*** Opening of Records supplied ***
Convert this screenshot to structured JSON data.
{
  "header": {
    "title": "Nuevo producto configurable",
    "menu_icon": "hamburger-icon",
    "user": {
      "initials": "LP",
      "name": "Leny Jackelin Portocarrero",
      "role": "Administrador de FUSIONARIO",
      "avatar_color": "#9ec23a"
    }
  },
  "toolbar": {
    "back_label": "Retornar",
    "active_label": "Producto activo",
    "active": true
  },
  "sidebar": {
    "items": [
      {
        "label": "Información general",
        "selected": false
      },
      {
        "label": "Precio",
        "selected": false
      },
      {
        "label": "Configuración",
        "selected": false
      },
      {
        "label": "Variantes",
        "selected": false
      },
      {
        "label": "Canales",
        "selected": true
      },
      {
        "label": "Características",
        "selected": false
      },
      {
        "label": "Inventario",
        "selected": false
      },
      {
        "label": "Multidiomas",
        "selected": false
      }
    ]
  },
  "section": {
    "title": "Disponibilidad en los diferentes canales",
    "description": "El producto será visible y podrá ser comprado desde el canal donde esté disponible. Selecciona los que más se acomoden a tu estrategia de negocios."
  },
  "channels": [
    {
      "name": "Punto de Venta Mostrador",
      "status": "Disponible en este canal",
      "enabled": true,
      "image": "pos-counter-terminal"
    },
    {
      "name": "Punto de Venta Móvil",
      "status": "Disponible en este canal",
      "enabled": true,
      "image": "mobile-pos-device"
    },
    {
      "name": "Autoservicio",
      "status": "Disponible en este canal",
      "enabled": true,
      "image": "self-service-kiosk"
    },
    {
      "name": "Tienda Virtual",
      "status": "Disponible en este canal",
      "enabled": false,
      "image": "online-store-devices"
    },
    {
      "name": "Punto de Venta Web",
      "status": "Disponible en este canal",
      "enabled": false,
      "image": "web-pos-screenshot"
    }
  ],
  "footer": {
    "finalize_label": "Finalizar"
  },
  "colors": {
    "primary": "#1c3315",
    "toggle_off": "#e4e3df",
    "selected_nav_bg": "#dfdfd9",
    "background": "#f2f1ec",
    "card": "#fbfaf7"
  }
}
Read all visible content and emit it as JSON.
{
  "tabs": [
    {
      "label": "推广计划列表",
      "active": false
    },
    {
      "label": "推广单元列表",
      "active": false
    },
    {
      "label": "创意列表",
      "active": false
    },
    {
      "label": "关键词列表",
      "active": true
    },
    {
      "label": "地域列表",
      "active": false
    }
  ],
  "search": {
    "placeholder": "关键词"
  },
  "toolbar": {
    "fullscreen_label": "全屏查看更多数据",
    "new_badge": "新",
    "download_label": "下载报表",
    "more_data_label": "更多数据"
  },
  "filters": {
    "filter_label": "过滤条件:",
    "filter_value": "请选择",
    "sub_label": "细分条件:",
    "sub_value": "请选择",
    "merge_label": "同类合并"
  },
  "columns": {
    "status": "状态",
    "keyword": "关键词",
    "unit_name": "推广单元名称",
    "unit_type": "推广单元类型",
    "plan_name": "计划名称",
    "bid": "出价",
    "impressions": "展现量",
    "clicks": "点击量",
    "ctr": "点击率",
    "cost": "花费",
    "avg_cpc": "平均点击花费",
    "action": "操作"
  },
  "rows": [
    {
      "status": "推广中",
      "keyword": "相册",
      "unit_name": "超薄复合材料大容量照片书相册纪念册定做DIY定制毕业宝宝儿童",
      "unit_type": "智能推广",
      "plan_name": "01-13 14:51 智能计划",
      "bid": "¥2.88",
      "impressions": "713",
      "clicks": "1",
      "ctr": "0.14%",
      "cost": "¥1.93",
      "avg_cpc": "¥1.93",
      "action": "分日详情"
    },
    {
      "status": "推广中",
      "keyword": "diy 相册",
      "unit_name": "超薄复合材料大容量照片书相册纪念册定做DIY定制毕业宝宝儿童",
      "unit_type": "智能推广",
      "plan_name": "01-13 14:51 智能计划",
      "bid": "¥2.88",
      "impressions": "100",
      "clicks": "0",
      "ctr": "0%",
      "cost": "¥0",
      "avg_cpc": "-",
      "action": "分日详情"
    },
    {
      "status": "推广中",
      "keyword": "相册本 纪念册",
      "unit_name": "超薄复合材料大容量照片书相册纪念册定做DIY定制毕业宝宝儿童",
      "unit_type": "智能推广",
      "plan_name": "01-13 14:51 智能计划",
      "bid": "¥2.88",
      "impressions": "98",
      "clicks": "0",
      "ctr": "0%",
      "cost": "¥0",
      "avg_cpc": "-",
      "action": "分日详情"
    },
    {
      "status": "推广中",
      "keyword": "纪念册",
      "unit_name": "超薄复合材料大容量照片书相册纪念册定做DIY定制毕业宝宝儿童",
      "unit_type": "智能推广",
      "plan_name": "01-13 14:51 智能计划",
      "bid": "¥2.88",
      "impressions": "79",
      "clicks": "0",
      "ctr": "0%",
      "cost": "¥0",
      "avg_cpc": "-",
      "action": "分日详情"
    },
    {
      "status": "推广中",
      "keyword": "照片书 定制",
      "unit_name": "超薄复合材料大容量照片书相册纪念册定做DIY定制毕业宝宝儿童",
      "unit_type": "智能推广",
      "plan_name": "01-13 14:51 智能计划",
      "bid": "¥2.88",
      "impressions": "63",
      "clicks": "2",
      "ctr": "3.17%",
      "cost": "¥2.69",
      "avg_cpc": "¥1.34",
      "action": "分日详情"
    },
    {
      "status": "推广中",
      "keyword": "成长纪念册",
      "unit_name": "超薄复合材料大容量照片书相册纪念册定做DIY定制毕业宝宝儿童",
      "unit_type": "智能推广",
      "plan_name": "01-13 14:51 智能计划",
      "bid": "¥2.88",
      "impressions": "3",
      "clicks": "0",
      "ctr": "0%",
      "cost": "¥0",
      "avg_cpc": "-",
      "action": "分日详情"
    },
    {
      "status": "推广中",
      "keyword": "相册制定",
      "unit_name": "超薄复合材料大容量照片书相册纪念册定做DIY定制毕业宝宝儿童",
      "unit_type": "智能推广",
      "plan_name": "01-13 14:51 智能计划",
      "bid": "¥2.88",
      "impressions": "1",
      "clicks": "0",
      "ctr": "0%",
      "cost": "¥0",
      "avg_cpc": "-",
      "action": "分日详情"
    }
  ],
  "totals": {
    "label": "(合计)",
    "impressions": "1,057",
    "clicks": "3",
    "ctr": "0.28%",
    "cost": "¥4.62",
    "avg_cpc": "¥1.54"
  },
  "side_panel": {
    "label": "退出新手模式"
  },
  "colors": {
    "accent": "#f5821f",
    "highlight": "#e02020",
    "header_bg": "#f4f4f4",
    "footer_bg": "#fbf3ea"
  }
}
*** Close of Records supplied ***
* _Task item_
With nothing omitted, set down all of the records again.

* _Exercise solution_
Convert this screenshot to structured JSON data.
{
  "header": {
    "title": "Nuevo producto configurable",
    "menu_icon": "hamburger-icon",
    "user": {
      "initials": "LP",
      "name": "Leny Jackelin Portocarrero",
      "role": "Administrador de FUSIONARIO",
      "avatar_color": "#9ec23a"
    }
  },
  "toolbar": {
    "back_label": "Retornar",
    "active_label": "Producto activo",
    "active": true
  },
  "sidebar": {
    "items": [
      {
        "label": "Información general",
        "selected": false
      },
      {
        "label": "Precio",
        "selected": false
      },
      {
        "label": "Configuración",
        "selected": false
      },
      {
        "label": "Variantes",
        "selected": false
      },
      {
        "label": "Canales",
        "selected": true
      },
      {
        "label": "Características",
        "selected": false
      },
      {
        "label": "Inventario",
        "selected": false
      },
      {
        "label": "Multidiomas",
        "selected": false
      }
    ]
  },
  "section": {
    "title": "Disponibilidad en los diferentes canales",
    "description": "El producto será visible y podrá ser comprado desde el canal donde esté disponible. Selecciona los que más se acomoden a tu estrategia de negocios."
  },
  "channels": [
    {
      "name": "Punto de Venta Mostrador",
      "status": "Disponible en este canal",
      "enabled": true,
      "image": "pos-counter-terminal"
    },
    {
      "name": "Punto de Venta Móvil",
      "status": "Disponible en este canal",
      "enabled": true,
      "image": "mobile-pos-device"
    },
    {
      "name": "Autoservicio",
      "status": "Disponible en este canal",
      "enabled": true,
      "image": "self-service-kiosk"
    },
    {
      "name": "Tienda Virtual",
      "status": "Disponible en este canal",
      "enabled": false,
      "image": "online-store-devices"
    },
    {
      "name": "Punto de Venta Web",
      "status": "Disponible en este canal",
      "enabled": false,
      "image": "web-pos-screenshot"
    }
  ],
  "footer": {
    "finalize_label": "Finalizar"
  },
  "colors": {
    "primary": "#1c3315",
    "toggle_off": "#e4e3df",
    "selected_nav_bg": "#dfdfd9",
    "background": "#f2f1ec",
    "card": "#fbfaf7"
  }
}
Read all visible content and emit it as JSON.
{
  "tabs": [
    {
      "label": "推广计划列表",
      "active": false
    },
    {
      "label": "推广单元列表",
      "active": false
    },
    {
      "label": "创意列表",
      "active": false
    },
    {
      "label": "关键词列表",
      "active": true
    },
    {
      "label": "地域列表",
      "active": false
    }
  ],
  "search": {
    "placeholder": "关键词"
  },
  "toolbar": {
    "fullscreen_label": "全屏查看更多数据",
    "new_badge": "新",
    "download_label": "下载报表",
    "more_data_label": "更多数据"
  },
  "filters": {
    "filter_label": "过滤条件:",
    "filter_value": "请选择",
    "sub_label": "细分条件:",
    "sub_value": "请选择",
    "merge_label": "同类合并"
  },
  "columns": {
    "status": "状态",
    "keyword": "关键词",
    "unit_name": "推广单元名称",
    "unit_type": "推广单元类型",
    "plan_name": "计划名称",
    "bid": "出价",
    "impressions": "展现量",
    "clicks": "点击量",
    "ctr": "点击率",
    "cost": "花费",
    "avg_cpc": "平均点击花费",
    "action": "操作"
  },
  "rows": [
    {
      "status": "推广中",
      "keyword": "相册",
      "unit_name": "超薄复合材料大容量照片书相册纪念册定做DIY定制毕业宝宝儿童",
      "unit_type": "智能推广",
      "plan_name": "01-13 14:51 智能计划",
      "bid": "¥2.88",
      "impressions": "713",
      "clicks": "1",
      "ctr": "0.14%",
      "cost": "¥1.93",
      "avg_cpc": "¥1.93",
      "action": "分日详情"
    },
    {
      "status": "推广中",
      "keyword": "diy 相册",
      "unit_name": "超薄复合材料大容量照片书相册纪念册定做DIY定制毕业宝宝儿童",
      "unit_type": "智能推广",
      "plan_name": "01-13 14:51 智能计划",
      "bid": "¥2.88",
      "impressions": "100",
      "clicks": "0",
      "ctr": "0%",
      "cost": "¥0",
      "avg_cpc": "-",
      "action": "分日详情"
    },
    {
      "status": "推广中",
      "keyword": "相册本 纪念册",
      "unit_name": "超薄复合材料大容量照片书相册纪念册定做DIY定制毕业宝宝儿童",
      "unit_type": "智能推广",
      "plan_name": "01-13 14:51 智能计划",
      "bid": "¥2.88",
      "impressions": "98",
      "clicks": "0",
      "ctr": "0%",
      "cost": "¥0",
      "avg_cpc": "-",
      "action": "分日详情"
    },
    {
      "status": "推广中",
      "keyword": "纪念册",
      "unit_name": "超薄复合材料大容量照片书相册纪念册定做DIY定制毕业宝宝儿童",
      "unit_type": "智能推广",
      "plan_name": "01-13 14:51 智能计划",
      "bid": "¥2.88",
      "impressions": "79",
      "clicks": "0",
      "ctr": "0%",
      "cost": "¥0",
      "avg_cpc": "-",
      "action": "分日详情"
    },
    {
      "status": "推广中",
      "keyword": "照片书 定制",
      "unit_name": "超薄复合材料大容量照片书相册纪念册定做DIY定制毕业宝宝儿童",
      "unit_type": "智能推广",
      "plan_name": "01-13 14:51 智能计划",
      "bid": "¥2.88",
      "impressions": "63",
      "clicks": "2",
      "ctr": "3.17%",
      "cost": "¥2.69",
      "avg_cpc": "¥1.34",
      "action": "分日详情"
    },
    {
      "status": "推广中",
      "keyword": "成长纪念册",
      "unit_name": "超薄复合材料大容量照片书相册纪念册定做DIY定制毕业宝宝儿童",
      "unit_type": "智能推广",
      "plan_name": "01-13 14:51 智能计划",
      "bid": "¥2.88",
      "impressions": "3",
      "clicks": "0",
      "ctr": "0%",
      "cost": "¥0",
      "avg_cpc": "-",
      "action": "分日详情"
    },
    {
      "status": "推广中",
      "keyword": "相册制定",
      "unit_name": "超薄复合材料大容量照片书相册纪念册定做DIY定制毕业宝宝儿童",
      "unit_type": "智能推广",
      "plan_name": "01-13 14:51 智能计划",
      "bid": "¥2.88",
      "impressions": "1",
      "clicks": "0",
      "ctr": "0%",
      "cost": "¥0",
      "avg_cpc": "-",
      "action": "分日详情"
    }
  ],
  "totals": {
    "label": "(合计)",
    "impressions": "1,057",
    "clicks": "3",
    "ctr": "0.28%",
    "cost": "¥4.62",
    "avg_cpc": "¥1.54"
  },
  "side_panel": {
    "label": "退出新手模式"
  },
  "colors": {
    "accent": "#f5821f",
    "highlight": "#e02020",
    "header_bg": "#f4f4f4",
    "footer_bg": "#fbf3ea"
  }
}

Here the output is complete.